I began to read about the experience of our people on slave ships. And that shit was horrible, y'all. One of the stories that I read was of an abolitionist reverend who fancied himself an abolitionist pirate. And what he would do is, after the transatlantic slave trade was abolished, he would go with a bunch of abolitionists to the high seas and look for slave ships. They would board them and they would liberate the slaves. He was a pretty gangster dude. And in one of the stories he talked about boarding this one specific slave ship. And on the slave ship he began to describe in vivid detail the conditions of the ship. He said the stench was one that would cause a man, or a woman, to collapse.

He spoke about a ship that had been at sea for seventeen days, storing over 500 Africans when it left the west coast of Africa, minus the fifty-six that it had thrown overboard. He talked about opening the hull--the grate that covered our people. And he talked about how small the area was; how they were stacked side-to-side-to-side laying down. Some of them chained two and three together. Stacked like muffins in an oven. He said the height from one floor to the next wasn't wide enough for them to ever turn. So for sometimes months our people would lay, just like this, in their own stool, in the stool of their neighbors, in their own vomit. He said there was a part of the ship where our people were stuffed in between each other's legs--hands in between legs--and some of them had to sit because they hadn't found the space to lay down for seventeen days. And he said on board the ship, it was eighty-nine degrees but the temperature couldn't read how hot it was, that smell that emanated from the bow of that ship.

There was a portion there, as he rounded out his depiction of the ship, where he was telling his abolitionist friends what he had seen on this ship, and they said, “Brother, that's nothing. Because we boarded a ship just a little while ago where the slaves were tied two and three together. Sometimes we would pull one and the other two men would be dead, chained to him.” They said that there was a suffocating, stifling stench, and that they could not breathe. Many of them were in various stages of suffocation and death. Some of them were foaming at the mouth. And he went on to say that, in their last gasp, in their last ability to grasp onto life-giving air, that some of the men would strangle the man next to them. And that some of the women would dig at the eyes of the women next to them, so that they could just breathe. He said some of the children had died. And that when they came up aboard the ship, they would kill each other for a drop of water. And all they could remember was the stench. All they could remember was the stench.

I want to be very, very honest with y'all right now. I'm not a movement leader. Sometimes I feel dead inside because in this movement, this movement moment, sometimes I feel suffocated by a stench of death. Sometimes I feel numb. Things that would cause my thumb to stop and pause now I can pass up without the slightest glance. Everyday I'm inundated with news of somebody dying with the grotesque details of the last seconds of some of our sisters' and brothers' lives. And, I have to be honest, I'm tired of it. I can only speak for myself but sometimes I feel a dark cloud over the movement. I feel that we've decided to show folks that black lives matter by proving that only black deaths matter.
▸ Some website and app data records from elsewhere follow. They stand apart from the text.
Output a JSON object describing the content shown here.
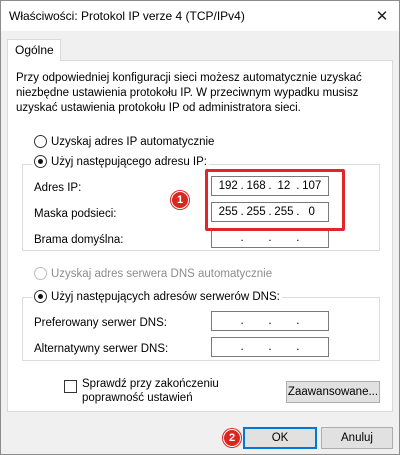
{
  "window": {
    "title": "Właściwości: Protokol IP verze 4 (TCP/IPv4)",
    "close_glyph": "✕"
  },
  "tab": {
    "label": "Ogólne"
  },
  "description": "Przy odpowiedniej konfiguracji sieci możesz automatycznie uzyskać niezbędne ustawienia protokołu IP. W przeciwnym wypadku musisz uzyskać ustawienia protokołu IP od administratora sieci.",
  "ip": {
    "auto_label": "Uzyskaj adres IP automatycznie",
    "manual_label": "Użyj następującego adresu IP:",
    "auto_selected": false,
    "manual_selected": true,
    "address_label": "Adres IP:",
    "address": [
      "192",
      "168",
      "12",
      "107"
    ],
    "mask_label": "Maska podsieci:",
    "mask": [
      "255",
      "255",
      "255",
      "0"
    ],
    "gateway_label": "Brama domyślna:",
    "gateway": [
      "",
      "",
      "",
      ""
    ]
  },
  "dns": {
    "auto_label": "Uzyskaj adres serwera DNS automatycznie",
    "manual_label": "Użyj następujących adresów serwerów DNS:",
    "auto_selected": false,
    "auto_disabled": true,
    "manual_selected": true,
    "preferred_label": "Preferowany serwer DNS:",
    "preferred": [
      "",
      "",
      "",
      ""
    ],
    "alternate_label": "Alternatywny serwer DNS:",
    "alternate": [
      "",
      "",
      "",
      ""
    ]
  },
  "validate": {
    "label": "Sprawdź przy zakończeniu poprawność ustawień",
    "checked": false
  },
  "buttons": {
    "advanced": "Zaawansowane...",
    "ok": "OK",
    "cancel": "Anuluj"
  },
  "annotations": {
    "badge1": "1",
    "badge2": "2",
    "color": "#e0262a"
  },
  "colors": {
    "accent": "#0078d7",
    "highlight": "#e0262a"
  }
}
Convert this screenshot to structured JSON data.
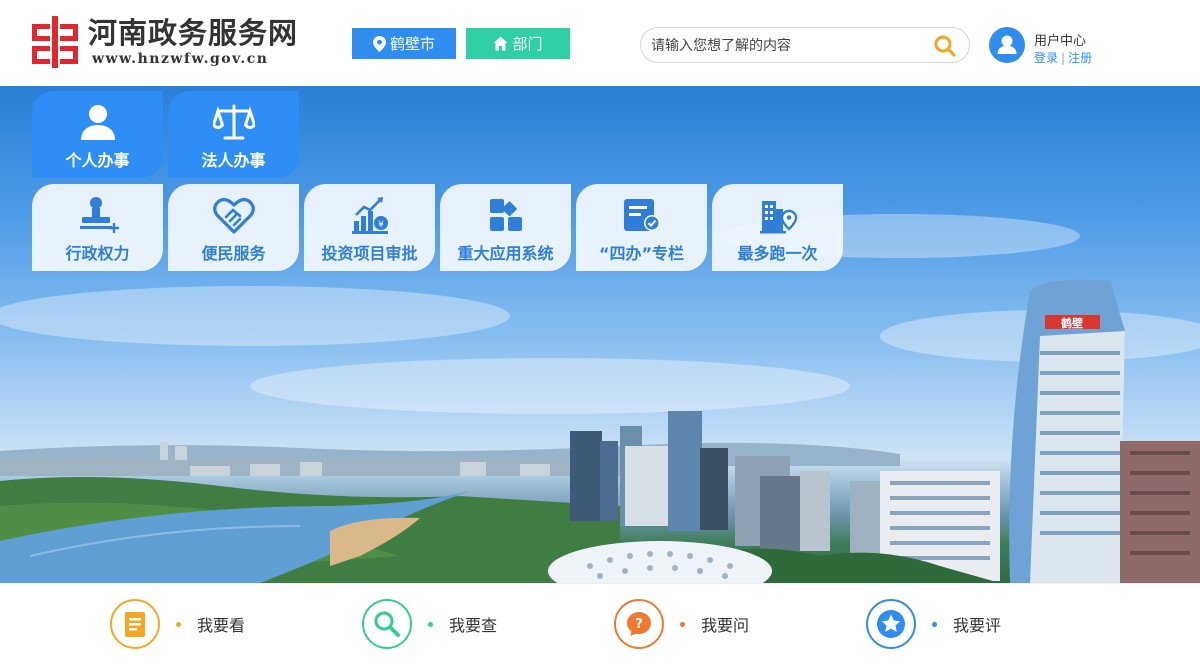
{
  "header": {
    "logo_title": "河南政务服务网",
    "logo_url": "www.hnzwfw.gov.cn",
    "city_label": "鹤壁市",
    "dept_label": "部门",
    "search_placeholder": "请输入您想了解的内容",
    "user_center": "用户中心",
    "login": "登录",
    "separator": "|",
    "register": "注册"
  },
  "colors": {
    "accent_blue": "#2f8df0",
    "accent_teal": "#2fd0a6",
    "search_icon": "#f5a623",
    "logo_red": "#e0262e"
  },
  "tiles": {
    "primary": [
      {
        "label": "个人办事",
        "icon": "person-icon"
      },
      {
        "label": "法人办事",
        "icon": "scales-icon"
      }
    ],
    "secondary": [
      {
        "label": "行政权力",
        "icon": "stamp-icon"
      },
      {
        "label": "便民服务",
        "icon": "handshake-icon"
      },
      {
        "label": "投资项目审批",
        "icon": "growth-chart-icon"
      },
      {
        "label": "重大应用系统",
        "icon": "app-grid-icon"
      },
      {
        "label": "“四办”专栏",
        "icon": "checklist-icon"
      },
      {
        "label": "最多跑一次",
        "icon": "building-location-icon"
      }
    ]
  },
  "banner": {
    "building_sign": "鹤壁"
  },
  "bottom_nav": [
    {
      "label": "我要看",
      "icon": "document-icon",
      "color": "#f5a623"
    },
    {
      "label": "我要查",
      "icon": "magnifier-icon",
      "color": "#2fcf8f"
    },
    {
      "label": "我要问",
      "icon": "question-icon",
      "color": "#f0792f"
    },
    {
      "label": "我要评",
      "icon": "star-icon",
      "color": "#2f8df0"
    }
  ]
}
I want to be honest with you for a second and tell y'all that I'm not a movement leader. I'm a flawed person trying every day to do at least what I think is right but sometimes I feel a numbness. Sometimes I feel an aloofness about what's going on in the world. Sometimes I can feel a cynicism creeping up inside of me because I can feel the stench of yet another passing. Some days I feel a deep melancholy come over me and I don't want to go to the rally. I don't want to go to the vigil. I don't want to share the video. I don't want to know the story. I don't want to say the name because it gets tiring. It gets heavy. It's hard. Dang [it] feels good to say that.
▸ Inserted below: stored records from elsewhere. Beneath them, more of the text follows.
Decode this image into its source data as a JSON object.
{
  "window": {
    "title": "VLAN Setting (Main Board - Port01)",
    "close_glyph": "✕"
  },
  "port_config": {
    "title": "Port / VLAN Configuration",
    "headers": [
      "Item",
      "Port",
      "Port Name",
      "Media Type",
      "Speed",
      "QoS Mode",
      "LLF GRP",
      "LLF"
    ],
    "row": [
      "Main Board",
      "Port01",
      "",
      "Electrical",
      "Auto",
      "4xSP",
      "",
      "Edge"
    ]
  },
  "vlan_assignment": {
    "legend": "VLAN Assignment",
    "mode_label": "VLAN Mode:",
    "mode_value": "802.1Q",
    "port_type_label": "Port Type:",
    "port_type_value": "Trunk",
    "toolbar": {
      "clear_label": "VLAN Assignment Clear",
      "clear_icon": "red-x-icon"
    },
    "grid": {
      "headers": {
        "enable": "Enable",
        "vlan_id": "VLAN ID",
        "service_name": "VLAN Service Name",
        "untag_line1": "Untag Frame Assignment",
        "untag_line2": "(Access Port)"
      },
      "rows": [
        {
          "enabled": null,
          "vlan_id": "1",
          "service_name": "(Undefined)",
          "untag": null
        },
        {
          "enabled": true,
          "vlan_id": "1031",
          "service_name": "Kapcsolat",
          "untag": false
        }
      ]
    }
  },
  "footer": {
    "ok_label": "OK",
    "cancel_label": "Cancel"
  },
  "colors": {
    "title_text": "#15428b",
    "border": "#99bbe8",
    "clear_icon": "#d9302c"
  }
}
We're in a moment of great, critical importance to the future of all of us. We're in a moment where we've got to remember that our lives truly do matter and we've got to prove that far before we deliver the eulogy. That our communities do matter far before blood runs in their streets. That our families matter far before their fathers, and their mothers, and their sisters, and their brothers, and their siblings are ripped from them. We've got to stop making celebrities out of people just doing their human duty. We've got to stop making celebrities out of families that have lost theirs. And we've got to remember that no matter what you say, many of us are still on that slave ship and we'll strangle somebody just to get a little breathe of air. We will dig into the brains of our sister just to get one little piece of air while they live in abundance. We've got to remember who the enemy is. We've got to remember who's the one holding the whip. And we've also got to remember a crucial thing--and I'll end it here.

You know, the more hotep of our community, they will tell you that we all came from kings and queens, and we all came from the people that built the pyramids. I've come to tell you that that is a lie. That by virtue of you being here, you probably were not a king or a queen. That you probably were just a farmer, and in the middle of the night, slavers came to take your forefather and your foremother, scared, not knowing what happened, they were placed in the bowel of a ship, arm to leg, arm to leg, arm to leg, arm to leg. I'm here to tell you that you weren't a king or a queen, but you were then a slave and you were then taken to the point of no return. And your foremother and your forefather scratched at the walls. They screamed out to Oshun in their language. They begged for forgiveness. They begged for help. They wondered what they had done to wind up in Mississippi. And they cried as their father was ripped from their family, and you weren't a king or a queen, but your forefather and your foremother, they worked every day and night beneath the beating sun of Alabama. And, they cried when they saw black bodies swinging from those southern trees. They knew very well the stench of burning flesh. I came to tell you that you were not a king or a queen, but your forefathers and foremothers plowed and plowed a plot of land. After [being] freed by this great government of ours, they plowed and plowed a plot of land that they planned to be yours. And raiding cowards in white robes came and sought to take that land away. And your forefathers and your foremothers decided to run north. No, you weren't a king or queen, but they decided to settle in Cleveland and Chicago and in New York and in St. Louis. And late at night, they would think about you. They said, “I don't have much to give but my life, and I will give it for you.” And every single day they withstood the insults. They withstood the “boy,” the “girl.” They withstood the sitting in the back. They withstood the fear and the fury of police because they knew that they didn't come from kings or from queens but they came from survivors.

When you think about that slave ship and you think about that passage and you break it down to the month and the nautical miles that we traveled--that our people traveled--in the darkness, and in the stench of death, it feels familiar doesn't it? But I'm reminded about a ship that came to me in a dream. An Amistad whose captured Africans rose up and fought for their freedom. They call out to us today.

A weird kind of footnote in my story. A classmate of mine three weeks ago added me on Instagram. And her name was “Black Pensacola.” It's a true story. I went to her page. And the last post she had posted was a [paraphrased] quote from Cinqué, saying that, “I call out to my ancestors and they will be there with me.”

As I stand to defend myself, my family, my community, my people, my ancestors will be there with me. And they're here with us today. They're here with us today, saying, “We have a beautiful history, but the one we will create in the future will astonish the world.” Saying, “You will find me in the whirlwind.” Saying, “You can find me in the whirlwind.” Saying, “Up, you mighty race.” Saying, “Up, you mighty race. Up, you mighty race. Accomplish what you will.”